Task to complete >>
Scan the listing beneath this sentence. Report each line with the word "user".

Material for this task >>
Segment Open
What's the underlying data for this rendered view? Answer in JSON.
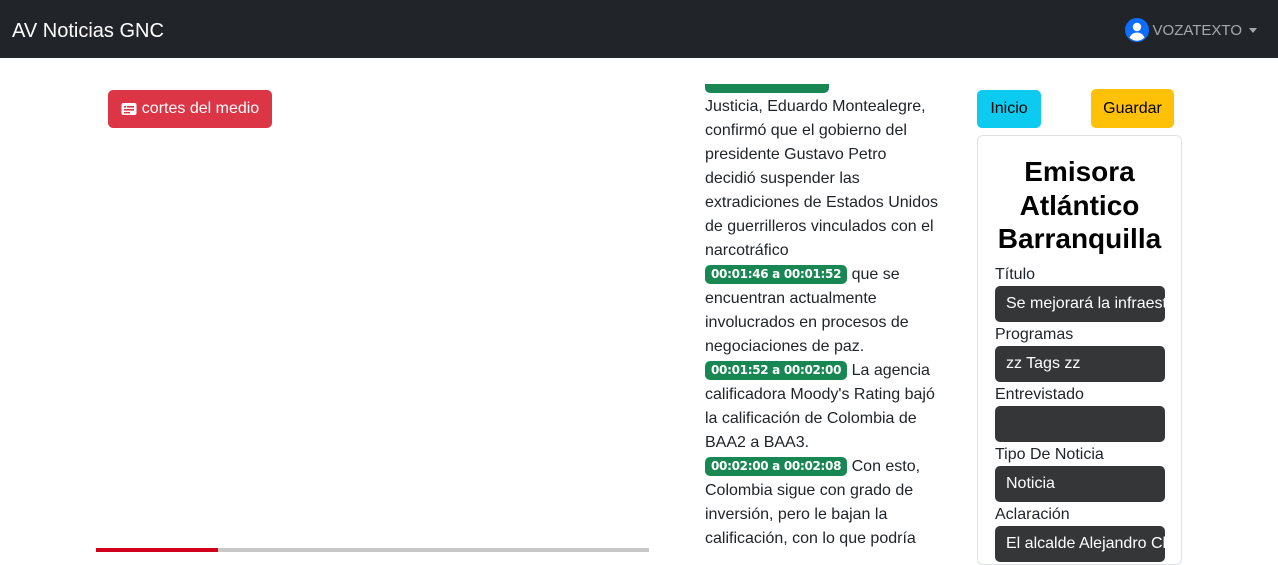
{
  "navbar": {
    "brand": "AV Noticias GNC",
    "user": "VOZATEXTO"
  },
  "media": {
    "cortes_label": "cortes del medio",
    "progress": 0.22
  },
  "transcript": {
    "intro": "Justicia, Eduardo Montealegre, confirmó que el gobierno del presidente Gustavo Petro decidió suspender las extradiciones de Estados Unidos de guerrilleros vinculados con el narcotráfico",
    "segments": [
      {
        "time": "00:01:46 a 00:01:52",
        "text": "que se encuentran actualmente involucrados en procesos de negociaciones de paz."
      },
      {
        "time": "00:01:52 a 00:02:00",
        "text": "La agencia calificadora Moody's Rating bajó la calificación de Colombia de BAA2 a BAA3."
      },
      {
        "time": "00:02:00 a 00:02:08",
        "text": "Con esto, Colombia sigue con grado de inversión, pero le bajan la calificación, con lo que podría"
      }
    ]
  },
  "actions": {
    "inicio": "Inicio",
    "guardar": "Guardar"
  },
  "form": {
    "station": "Emisora Atlántico Barranquilla",
    "titulo_label": "Título",
    "titulo_value": "Se mejorará la infraestructura",
    "programas_label": "Programas",
    "programas_value": "zz Tags zz",
    "entrevistado_label": "Entrevistado",
    "entrevistado_value": "",
    "tipo_label": "Tipo De Noticia",
    "tipo_value": "Noticia",
    "aclaracion_label": "Aclaración",
    "aclaracion_value": "El alcalde Alejandro Char"
  },
  "colors": {
    "navbar": "#212529",
    "danger": "#dc3545",
    "success": "#198754",
    "info": "#0dcaf0",
    "warning": "#ffc107",
    "field": "#343638"
  },
  "icons": {
    "user": "person-circle-icon",
    "cortes": "card-text-icon",
    "dropdown": "caret-down-icon"
  }
}
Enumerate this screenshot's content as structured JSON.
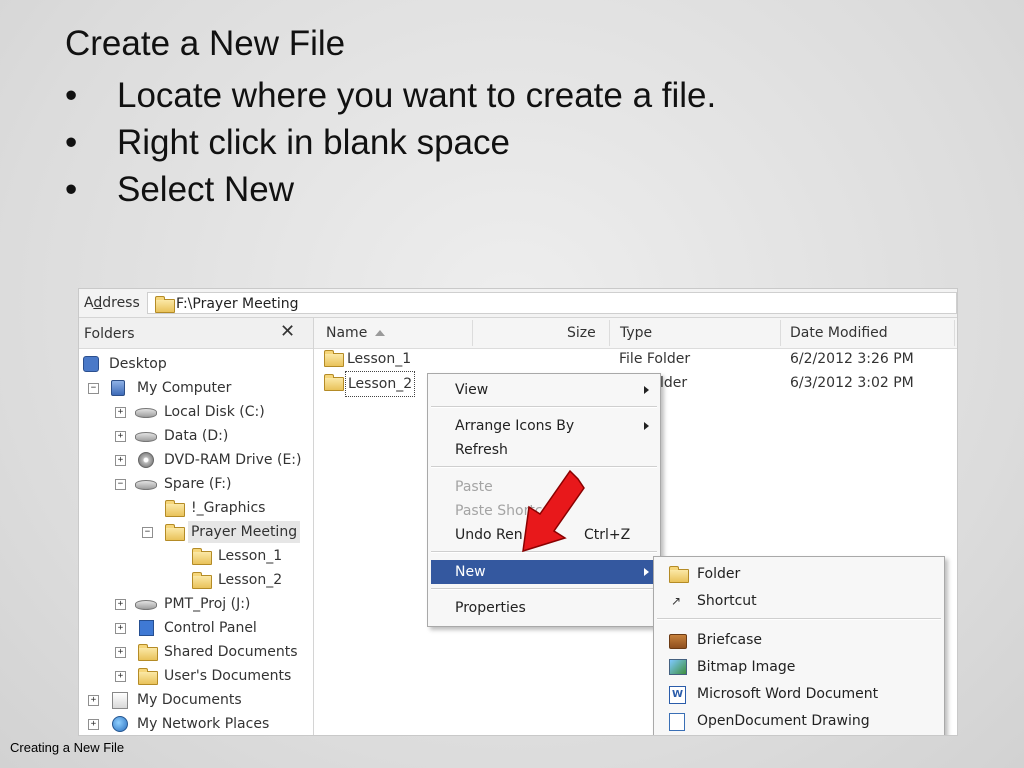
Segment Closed
Answer to the exercise >>
    "user": "VOZATEXTO"
    "user": "person-circle-icon",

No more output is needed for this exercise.